There is a pinned down rule (thank goodness) but it depends on either 12 teams taking 8 hits or a smaller group taking 5 hits in a single shooting step. I think this could be made to work better.
The melee rules were confusing and I have so far been unable to devote the time to fathom this out properly. It seems better than the melee rules in Flames of War which just seemed daft.
So what am I doing about it. A magazine recently was critical of the way many wargamers interfere in a set of rules to improve it. I don't have a problem with tampering with rules. The Black Powder set of rules is robust and sees itself as a tool kit to add as one wishes. It works very well like that. There are major changes I have made with ideas, Ian and I have devised or I have gleaned from other clubs and sources online. I think Black Powder with these modifications is now a superb set of rules but it needed these tweeks to become that good.
Many wargamers are extremely well-read, using first hand accounts, actual post-battle reports etc and have really studied their chosen areas of research in detail. Some wargamers also have first hand military experience which they can bring. Very often this far exceeds a rule-writer's knowledge. Combining all of this can and often does really enhance a set of rules.
In conclusion Team Yankee is a fairly good basic set of rules.
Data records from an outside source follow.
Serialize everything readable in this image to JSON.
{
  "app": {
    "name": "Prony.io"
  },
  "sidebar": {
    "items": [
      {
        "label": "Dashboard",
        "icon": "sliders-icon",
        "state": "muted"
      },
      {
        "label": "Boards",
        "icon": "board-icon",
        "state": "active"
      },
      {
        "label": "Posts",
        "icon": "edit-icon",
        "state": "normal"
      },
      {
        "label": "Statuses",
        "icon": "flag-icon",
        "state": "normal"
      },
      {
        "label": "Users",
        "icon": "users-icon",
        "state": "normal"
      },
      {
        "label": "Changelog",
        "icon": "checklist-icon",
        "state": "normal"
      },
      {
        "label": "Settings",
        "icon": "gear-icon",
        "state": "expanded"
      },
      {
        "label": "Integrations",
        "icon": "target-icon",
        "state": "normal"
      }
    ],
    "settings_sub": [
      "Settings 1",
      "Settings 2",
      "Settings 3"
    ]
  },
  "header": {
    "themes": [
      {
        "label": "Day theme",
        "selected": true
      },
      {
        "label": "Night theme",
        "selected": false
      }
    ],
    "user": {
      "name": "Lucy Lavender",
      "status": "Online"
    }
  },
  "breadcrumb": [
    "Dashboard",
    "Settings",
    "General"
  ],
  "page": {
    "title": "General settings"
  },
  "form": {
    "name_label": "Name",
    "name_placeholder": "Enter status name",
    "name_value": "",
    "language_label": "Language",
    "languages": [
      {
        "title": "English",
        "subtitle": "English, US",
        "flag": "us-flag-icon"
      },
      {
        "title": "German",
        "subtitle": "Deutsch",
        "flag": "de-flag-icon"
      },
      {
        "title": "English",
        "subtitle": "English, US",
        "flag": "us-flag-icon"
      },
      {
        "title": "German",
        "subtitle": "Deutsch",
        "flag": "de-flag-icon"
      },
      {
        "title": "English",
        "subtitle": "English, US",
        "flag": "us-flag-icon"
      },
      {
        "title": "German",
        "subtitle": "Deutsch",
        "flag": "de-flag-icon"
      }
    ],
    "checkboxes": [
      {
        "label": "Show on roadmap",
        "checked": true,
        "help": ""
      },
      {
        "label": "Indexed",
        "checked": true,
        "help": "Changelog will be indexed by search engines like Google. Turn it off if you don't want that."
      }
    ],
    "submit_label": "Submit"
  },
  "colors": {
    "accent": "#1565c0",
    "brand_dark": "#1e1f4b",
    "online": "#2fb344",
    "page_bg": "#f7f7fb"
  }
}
It has some really good elements and some bad and some huge gaps which need filling to make it into something really worthwhile. I am currently devising rules to cover the C2 element and the recce elements. I am inclined to borrow heavily from BG Panzergrenadier, particularly the HQ Command Points, phased play to allow defensive fire, recce and melee. It could be that eventually I will just adapt Panzergrenadier to a modern setting.